* [Task directions]: Leave out the images; return the rest of the data exactly.

Source data
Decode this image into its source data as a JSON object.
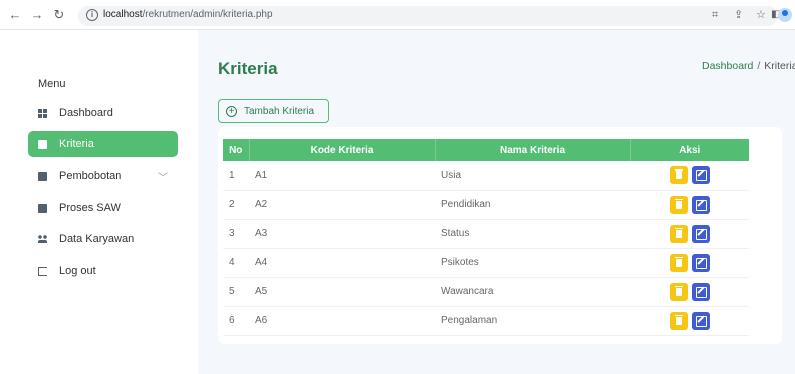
{
  "browser": {
    "url_host": "localhost",
    "url_path": "/rekrutmen/admin/kriteria.php"
  },
  "sidebar": {
    "title": "Menu",
    "items": [
      {
        "label": "Dashboard",
        "icon": "dashboard-grid-icon"
      },
      {
        "label": "Kriteria",
        "icon": "document-icon",
        "active": true
      },
      {
        "label": "Pembobotan",
        "icon": "document-icon",
        "expandable": true
      },
      {
        "label": "Proses SAW",
        "icon": "document-icon"
      },
      {
        "label": "Data Karyawan",
        "icon": "people-icon"
      },
      {
        "label": "Log out",
        "icon": "logout-icon"
      }
    ]
  },
  "main": {
    "title": "Kriteria",
    "breadcrumb": {
      "link": "Dashboard",
      "separator": "/",
      "current": "Kriteria"
    },
    "add_button": "Tambah Kriteria",
    "table": {
      "headers": [
        "No",
        "Kode Kriteria",
        "Nama Kriteria",
        "Aksi"
      ],
      "rows": [
        {
          "no": "1",
          "kode": "A1",
          "nama": "Usia"
        },
        {
          "no": "2",
          "kode": "A2",
          "nama": "Pendidikan"
        },
        {
          "no": "3",
          "kode": "A3",
          "nama": "Status"
        },
        {
          "no": "4",
          "kode": "A4",
          "nama": "Psikotes"
        },
        {
          "no": "5",
          "kode": "A5",
          "nama": "Wawancara"
        },
        {
          "no": "6",
          "kode": "A6",
          "nama": "Pengalaman"
        }
      ]
    }
  },
  "colors": {
    "accent": "#52bd73",
    "title": "#2e7d4f",
    "delete": "#f7c615",
    "edit": "#3f5bd6"
  }
}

* [Final answer]:
Decode this image into its source data as a JSON object.
{
  "browser": {
    "url_host": "localhost",
    "url_path": "/rekrutmen/admin/kriteria.php"
  },
  "sidebar": {
    "title": "Menu",
    "items": [
      {
        "label": "Dashboard",
        "icon": "dashboard-grid-icon"
      },
      {
        "label": "Kriteria",
        "icon": "document-icon",
        "active": true
      },
      {
        "label": "Pembobotan",
        "icon": "document-icon",
        "expandable": true
      },
      {
        "label": "Proses SAW",
        "icon": "document-icon"
      },
      {
        "label": "Data Karyawan",
        "icon": "people-icon"
      },
      {
        "label": "Log out",
        "icon": "logout-icon"
      }
    ]
  },
  "main": {
    "title": "Kriteria",
    "breadcrumb": {
      "link": "Dashboard",
      "separator": "/",
      "current": "Kriteria"
    },
    "add_button": "Tambah Kriteria",
    "table": {
      "headers": [
        "No",
        "Kode Kriteria",
        "Nama Kriteria",
        "Aksi"
      ],
      "rows": [
        {
          "no": "1",
          "kode": "A1",
          "nama": "Usia"
        },
        {
          "no": "2",
          "kode": "A2",
          "nama": "Pendidikan"
        },
        {
          "no": "3",
          "kode": "A3",
          "nama": "Status"
        },
        {
          "no": "4",
          "kode": "A4",
          "nama": "Psikotes"
        },
        {
          "no": "5",
          "kode": "A5",
          "nama": "Wawancara"
        },
        {
          "no": "6",
          "kode": "A6",
          "nama": "Pengalaman"
        }
      ]
    }
  },
  "colors": {
    "accent": "#52bd73",
    "title": "#2e7d4f",
    "delete": "#f7c615",
    "edit": "#3f5bd6"
  }
}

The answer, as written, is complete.